Morocco's King Mohammed VI and Prime Minister Saad-Eddine El Othmani are among a list of 50,000 possible targets of Israeli-made spyware, a new investigation by human rights organisations, including Amnesty International, suggests.
The "Pegasus Project" investigation was launched by Amnesty International and French nonprofit Forbidden Stories, along with several media organisations.
Radio France claimed that "a large number" of Moroccan royals are reportedly on the list of targets.
This includes the king's wife Lalla Salma Bennani, his cousin Prince Moulay Hicham Alaoui, a former son-in-law of the late King Hassan II, businessman Fouad Filali and the king’s stepfather Mohamed Mediouri.
"But what is most surprising, when you look closely at this list, is that the sovereign himself is among those whose numbers were selected as potential Pegasus targets," the report said.
The report found that over 1,000 high profile people, including heads of state and politicians, were targeted by software developed by Israeli company NSO, reports said.
Activists, journalists, and politicians around the world were also targeted, prompting fears of widespread privacy and rights abuses.

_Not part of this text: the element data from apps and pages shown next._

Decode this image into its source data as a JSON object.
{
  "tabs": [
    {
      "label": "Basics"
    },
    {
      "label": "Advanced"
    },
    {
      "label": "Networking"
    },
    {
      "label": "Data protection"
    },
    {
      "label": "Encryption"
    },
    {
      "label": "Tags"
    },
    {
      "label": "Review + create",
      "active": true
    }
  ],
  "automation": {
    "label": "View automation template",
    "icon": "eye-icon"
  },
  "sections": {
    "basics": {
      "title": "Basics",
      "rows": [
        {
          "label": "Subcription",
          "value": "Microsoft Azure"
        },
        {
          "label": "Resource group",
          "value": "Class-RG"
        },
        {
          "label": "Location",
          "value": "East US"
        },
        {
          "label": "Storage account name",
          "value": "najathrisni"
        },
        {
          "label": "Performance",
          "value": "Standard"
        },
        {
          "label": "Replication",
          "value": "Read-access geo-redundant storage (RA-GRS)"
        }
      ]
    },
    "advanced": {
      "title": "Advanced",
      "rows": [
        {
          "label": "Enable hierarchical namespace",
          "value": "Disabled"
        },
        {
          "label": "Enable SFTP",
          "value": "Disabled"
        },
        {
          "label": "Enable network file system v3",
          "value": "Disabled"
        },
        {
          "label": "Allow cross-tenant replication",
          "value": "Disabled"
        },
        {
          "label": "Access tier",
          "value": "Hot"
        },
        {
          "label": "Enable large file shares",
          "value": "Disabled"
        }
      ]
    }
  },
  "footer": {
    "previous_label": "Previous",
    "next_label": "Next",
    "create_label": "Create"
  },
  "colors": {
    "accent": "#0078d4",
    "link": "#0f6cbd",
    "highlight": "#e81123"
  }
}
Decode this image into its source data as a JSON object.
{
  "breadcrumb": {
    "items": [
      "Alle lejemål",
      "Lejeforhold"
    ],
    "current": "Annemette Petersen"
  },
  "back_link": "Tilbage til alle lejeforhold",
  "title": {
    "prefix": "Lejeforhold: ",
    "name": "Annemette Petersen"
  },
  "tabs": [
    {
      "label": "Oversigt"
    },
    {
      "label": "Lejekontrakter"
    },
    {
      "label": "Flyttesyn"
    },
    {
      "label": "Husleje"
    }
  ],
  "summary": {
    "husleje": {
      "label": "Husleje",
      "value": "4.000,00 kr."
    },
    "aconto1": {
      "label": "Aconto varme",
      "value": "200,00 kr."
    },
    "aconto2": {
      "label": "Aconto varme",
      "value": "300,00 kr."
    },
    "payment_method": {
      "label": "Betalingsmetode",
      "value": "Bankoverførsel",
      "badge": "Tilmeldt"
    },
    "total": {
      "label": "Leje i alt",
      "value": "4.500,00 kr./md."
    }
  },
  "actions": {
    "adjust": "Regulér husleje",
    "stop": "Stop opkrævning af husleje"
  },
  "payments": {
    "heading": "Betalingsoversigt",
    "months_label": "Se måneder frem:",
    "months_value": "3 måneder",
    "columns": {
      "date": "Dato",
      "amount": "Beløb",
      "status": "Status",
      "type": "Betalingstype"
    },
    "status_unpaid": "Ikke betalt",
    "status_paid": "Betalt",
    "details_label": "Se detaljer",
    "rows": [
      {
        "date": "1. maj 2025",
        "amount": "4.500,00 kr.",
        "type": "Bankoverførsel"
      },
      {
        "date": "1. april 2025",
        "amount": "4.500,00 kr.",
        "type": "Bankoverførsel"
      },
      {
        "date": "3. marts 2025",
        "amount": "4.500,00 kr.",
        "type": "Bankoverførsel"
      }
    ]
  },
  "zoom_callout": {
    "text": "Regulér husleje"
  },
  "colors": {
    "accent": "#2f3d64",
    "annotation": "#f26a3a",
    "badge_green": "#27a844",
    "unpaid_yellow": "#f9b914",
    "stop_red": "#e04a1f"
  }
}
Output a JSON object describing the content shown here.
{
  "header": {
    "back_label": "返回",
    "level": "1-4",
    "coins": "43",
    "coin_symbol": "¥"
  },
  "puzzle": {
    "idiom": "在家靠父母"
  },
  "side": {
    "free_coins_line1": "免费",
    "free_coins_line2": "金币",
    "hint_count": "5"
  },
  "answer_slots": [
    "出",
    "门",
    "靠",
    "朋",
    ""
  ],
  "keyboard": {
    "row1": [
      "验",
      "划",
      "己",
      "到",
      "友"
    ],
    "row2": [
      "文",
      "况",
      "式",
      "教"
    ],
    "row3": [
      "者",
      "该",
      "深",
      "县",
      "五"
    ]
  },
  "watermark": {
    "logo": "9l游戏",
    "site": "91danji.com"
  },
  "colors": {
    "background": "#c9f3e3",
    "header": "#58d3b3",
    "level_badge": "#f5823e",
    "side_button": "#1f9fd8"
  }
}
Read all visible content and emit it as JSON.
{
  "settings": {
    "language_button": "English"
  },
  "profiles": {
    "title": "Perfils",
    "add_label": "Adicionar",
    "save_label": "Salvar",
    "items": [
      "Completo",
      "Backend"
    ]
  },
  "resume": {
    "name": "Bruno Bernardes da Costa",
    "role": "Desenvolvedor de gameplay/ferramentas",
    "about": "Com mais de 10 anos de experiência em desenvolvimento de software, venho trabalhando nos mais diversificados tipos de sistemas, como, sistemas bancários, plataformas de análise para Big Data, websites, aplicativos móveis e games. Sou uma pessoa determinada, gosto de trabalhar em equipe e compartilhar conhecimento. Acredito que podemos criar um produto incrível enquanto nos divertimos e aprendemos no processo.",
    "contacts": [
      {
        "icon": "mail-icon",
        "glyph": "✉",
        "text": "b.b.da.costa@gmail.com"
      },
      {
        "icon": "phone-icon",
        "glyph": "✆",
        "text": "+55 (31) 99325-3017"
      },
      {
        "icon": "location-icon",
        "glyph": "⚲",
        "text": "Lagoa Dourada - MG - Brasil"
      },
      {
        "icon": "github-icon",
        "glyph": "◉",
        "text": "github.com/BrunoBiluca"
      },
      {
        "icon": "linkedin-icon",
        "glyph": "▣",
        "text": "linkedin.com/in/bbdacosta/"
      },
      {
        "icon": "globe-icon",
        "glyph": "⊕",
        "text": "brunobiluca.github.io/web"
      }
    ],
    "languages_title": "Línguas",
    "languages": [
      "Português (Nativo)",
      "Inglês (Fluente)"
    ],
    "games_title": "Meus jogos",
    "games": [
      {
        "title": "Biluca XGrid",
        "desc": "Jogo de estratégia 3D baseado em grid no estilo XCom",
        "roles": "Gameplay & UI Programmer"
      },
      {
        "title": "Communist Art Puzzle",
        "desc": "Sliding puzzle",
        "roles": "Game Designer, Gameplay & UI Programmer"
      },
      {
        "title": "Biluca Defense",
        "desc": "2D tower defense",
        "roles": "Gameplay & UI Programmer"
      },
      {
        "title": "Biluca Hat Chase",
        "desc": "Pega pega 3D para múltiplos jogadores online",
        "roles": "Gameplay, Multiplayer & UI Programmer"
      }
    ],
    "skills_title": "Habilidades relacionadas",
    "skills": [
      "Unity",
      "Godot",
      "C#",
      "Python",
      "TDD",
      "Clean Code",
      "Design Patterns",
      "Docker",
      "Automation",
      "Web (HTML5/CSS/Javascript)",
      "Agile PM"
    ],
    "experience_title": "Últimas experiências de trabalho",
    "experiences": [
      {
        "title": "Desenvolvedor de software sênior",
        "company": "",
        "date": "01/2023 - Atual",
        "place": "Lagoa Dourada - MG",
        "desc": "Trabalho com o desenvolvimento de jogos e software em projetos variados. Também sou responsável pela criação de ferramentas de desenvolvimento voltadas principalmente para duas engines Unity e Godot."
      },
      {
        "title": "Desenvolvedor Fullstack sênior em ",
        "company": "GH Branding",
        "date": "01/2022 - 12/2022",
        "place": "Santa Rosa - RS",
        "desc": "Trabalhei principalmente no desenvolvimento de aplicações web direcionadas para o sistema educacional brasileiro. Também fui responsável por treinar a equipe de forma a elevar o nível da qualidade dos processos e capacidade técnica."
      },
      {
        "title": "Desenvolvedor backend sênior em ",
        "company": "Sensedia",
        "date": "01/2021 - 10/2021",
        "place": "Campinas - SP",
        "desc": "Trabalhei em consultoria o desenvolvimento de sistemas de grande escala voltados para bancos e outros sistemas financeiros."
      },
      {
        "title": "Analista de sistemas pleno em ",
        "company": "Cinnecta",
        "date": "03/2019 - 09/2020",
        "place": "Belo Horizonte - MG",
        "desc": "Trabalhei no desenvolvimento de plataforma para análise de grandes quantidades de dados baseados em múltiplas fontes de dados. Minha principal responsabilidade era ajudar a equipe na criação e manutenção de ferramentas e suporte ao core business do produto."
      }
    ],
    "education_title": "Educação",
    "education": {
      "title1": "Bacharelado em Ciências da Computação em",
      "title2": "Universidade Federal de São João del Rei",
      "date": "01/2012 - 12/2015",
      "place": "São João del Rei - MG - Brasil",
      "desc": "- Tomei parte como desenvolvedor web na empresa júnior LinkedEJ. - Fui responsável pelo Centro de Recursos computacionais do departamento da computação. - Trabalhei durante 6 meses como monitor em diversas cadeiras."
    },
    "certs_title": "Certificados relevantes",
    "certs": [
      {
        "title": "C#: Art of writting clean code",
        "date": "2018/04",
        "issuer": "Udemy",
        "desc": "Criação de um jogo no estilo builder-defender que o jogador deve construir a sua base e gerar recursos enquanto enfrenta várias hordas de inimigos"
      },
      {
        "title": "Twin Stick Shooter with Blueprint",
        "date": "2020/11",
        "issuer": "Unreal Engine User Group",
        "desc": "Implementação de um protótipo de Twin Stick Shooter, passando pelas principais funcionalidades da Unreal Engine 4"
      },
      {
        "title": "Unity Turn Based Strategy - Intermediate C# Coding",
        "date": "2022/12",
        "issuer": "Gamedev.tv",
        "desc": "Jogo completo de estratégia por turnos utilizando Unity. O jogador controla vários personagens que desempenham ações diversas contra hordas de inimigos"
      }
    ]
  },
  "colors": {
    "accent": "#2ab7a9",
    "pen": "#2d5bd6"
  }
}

Among the list were two women who were close to murdered Saudi journalist Jamal Khashoggi.
None of the leaders named in the investigation offered their devices up for forensic testing, and investigators were not able to confirm whether they had been infected by the Pegasus spyware, which gives spies access to a device's camera, images and messages.
The Guardian and The Washington Post were also unable to confirm if NSO clients had tried to deliver the Pegasus spyware to the phones, and if attempts were successful.
NSO continues to deny the accusations and called the report "false".
"There is no link between the 50,000 numbers to NSO Group or Pegasus," an NSO spokesperson said.
Earlier this month, Morocco and Israel signed a joint cybersecurity cooperation agreement called the Israeli National Cyber Directorate, after the North African country controversially agreed to normalise relations with Israel in December 2020.
The Israeli Cyber Directorate said that the new cybersecurity cooperation agreement will allow for the establishment of cooperation in research, development and the sharing of information and knowledge.
The Pegasus Project has also revealed that Moroccan journalists are believed to have been targeted by the malware.